Colorado community associations are making headlines. A few weeks ago, a Pagosa Springs peace wreath made national news. Our own Mark Payne weighed in on the topic on Denver’s Channel 7. You can watch the newscast here. The homeowner association later allowed the homeowner to keep the wreath on display for the holidays.
Just this week, the family of an autistic child filed a lawsuit in federal district court against their homeowners association in Littleton, Colorado. According to news reports, the homeowners seek approval of a six-foot privacy fence that they installed to help protect their eight-year-old son. The lawsuit’s claims fall under the Fair Housing Act.
In Pagosa Springs, the homeowner and association resolved their differences without litigation–after the news story circled the globe and prompted at least two of the board members to change their home telephone numbers to unlisted numbers due to the inundation of calls. The situation in Littleton gave rise to a federal court proceeding that could get worse before it resolves.
We don’t know all of the facts and circumstances that led to the news coverage of these two associations here in Colorado. We do know that negative press for community associations tends to reinforce any less-than-favorable perception that people may have about community associations and how they serve homeowners. We recommend the following three-prong approach to help avoid seeing your community association’s name in the headlines:
Communicate. In most cases, the association and homeowner should attempt to discuss their perspectives and resolve their differences before a situation gets to the point that one party files a lawsuit or goes to the local press. Communication does not necessarily dissolve differences, but it may lead to an agreeable outcome that the individual parties could not have imagined on their own.
Designate a Spokesperson. Community associations may benefit from designating a spokesperson for communications with homeowners, legal counsel, and local media. A single voice can serve as a united voice of the association and can help minimize mixed messages that undercut formal decision-making processes. In any case, board members, or architectural committee members, should not each take it upon themselves to negotiate individually with another homeowner who is at odds with a committee or board decision.
Seek Legal Counsel. Lawyers do not always advocate for litigation. While some covenant enforcement actions warrant legal proceedings, other covenant enforcement issues may not carry facts that align sufficiently with the law to support a decision to initiate a lawsuit. Sometimes, a contentious issue does not turn upon strict legal issues but "equity." Effective attorneys can help clients identify the equitable considerations that may influence a court’s decision.
Of course, some headlines proclaim good news.

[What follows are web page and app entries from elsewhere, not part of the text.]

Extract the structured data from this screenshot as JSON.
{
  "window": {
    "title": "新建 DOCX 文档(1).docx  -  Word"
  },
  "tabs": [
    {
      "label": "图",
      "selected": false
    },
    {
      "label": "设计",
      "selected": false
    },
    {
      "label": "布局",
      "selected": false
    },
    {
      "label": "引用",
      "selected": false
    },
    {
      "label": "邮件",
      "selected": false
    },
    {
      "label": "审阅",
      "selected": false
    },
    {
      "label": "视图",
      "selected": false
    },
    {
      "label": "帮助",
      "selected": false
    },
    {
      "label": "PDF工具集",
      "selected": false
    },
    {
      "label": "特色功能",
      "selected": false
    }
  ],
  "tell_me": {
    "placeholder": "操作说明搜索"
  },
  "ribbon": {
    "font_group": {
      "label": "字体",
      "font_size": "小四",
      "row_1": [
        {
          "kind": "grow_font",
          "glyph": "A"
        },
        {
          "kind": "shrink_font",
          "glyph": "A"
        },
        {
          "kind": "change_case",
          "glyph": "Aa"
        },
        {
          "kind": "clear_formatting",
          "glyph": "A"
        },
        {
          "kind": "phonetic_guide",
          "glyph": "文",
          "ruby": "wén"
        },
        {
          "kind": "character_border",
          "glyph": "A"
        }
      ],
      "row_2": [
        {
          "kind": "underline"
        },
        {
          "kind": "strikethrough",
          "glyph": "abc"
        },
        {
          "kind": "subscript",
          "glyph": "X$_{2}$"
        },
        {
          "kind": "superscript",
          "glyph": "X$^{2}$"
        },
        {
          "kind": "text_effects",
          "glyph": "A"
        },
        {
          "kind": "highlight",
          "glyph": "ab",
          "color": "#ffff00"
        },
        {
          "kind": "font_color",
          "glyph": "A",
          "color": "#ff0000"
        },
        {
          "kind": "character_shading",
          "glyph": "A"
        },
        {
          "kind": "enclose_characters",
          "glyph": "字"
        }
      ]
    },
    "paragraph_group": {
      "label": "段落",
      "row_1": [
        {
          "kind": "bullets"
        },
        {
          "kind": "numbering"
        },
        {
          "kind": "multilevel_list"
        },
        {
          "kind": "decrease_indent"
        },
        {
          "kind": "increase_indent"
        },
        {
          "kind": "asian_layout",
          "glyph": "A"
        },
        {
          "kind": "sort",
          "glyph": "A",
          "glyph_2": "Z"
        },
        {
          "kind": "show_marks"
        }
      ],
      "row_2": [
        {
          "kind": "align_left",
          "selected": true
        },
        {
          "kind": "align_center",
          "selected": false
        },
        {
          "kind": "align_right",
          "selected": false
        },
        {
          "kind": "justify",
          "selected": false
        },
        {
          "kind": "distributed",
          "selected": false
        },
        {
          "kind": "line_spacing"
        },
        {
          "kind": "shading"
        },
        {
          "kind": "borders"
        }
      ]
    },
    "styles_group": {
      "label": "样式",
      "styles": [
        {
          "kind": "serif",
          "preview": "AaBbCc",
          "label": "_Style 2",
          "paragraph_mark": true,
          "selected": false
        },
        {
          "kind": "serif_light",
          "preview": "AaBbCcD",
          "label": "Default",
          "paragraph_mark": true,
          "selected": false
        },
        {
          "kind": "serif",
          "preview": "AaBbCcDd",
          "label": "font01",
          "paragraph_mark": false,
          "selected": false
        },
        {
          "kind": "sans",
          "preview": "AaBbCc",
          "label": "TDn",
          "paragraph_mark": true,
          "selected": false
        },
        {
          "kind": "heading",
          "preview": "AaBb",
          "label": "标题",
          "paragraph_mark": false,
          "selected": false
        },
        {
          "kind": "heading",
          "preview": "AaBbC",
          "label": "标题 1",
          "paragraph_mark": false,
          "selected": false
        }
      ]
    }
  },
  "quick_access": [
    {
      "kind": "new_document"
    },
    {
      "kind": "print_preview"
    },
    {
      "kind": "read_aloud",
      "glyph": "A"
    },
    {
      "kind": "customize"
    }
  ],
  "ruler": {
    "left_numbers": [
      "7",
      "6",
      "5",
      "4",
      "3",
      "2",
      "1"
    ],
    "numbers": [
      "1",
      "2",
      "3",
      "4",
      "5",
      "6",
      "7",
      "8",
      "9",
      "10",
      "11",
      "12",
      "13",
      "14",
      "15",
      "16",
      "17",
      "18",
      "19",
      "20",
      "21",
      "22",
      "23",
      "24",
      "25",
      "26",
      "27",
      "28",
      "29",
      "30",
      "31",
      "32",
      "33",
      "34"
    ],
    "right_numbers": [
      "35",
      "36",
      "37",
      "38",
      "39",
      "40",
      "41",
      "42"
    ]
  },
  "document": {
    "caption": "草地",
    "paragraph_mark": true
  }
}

If your community association recently made the news in a positive light, we would love to hear about the story. If you send us a link to the news story, we will highlight it on our website.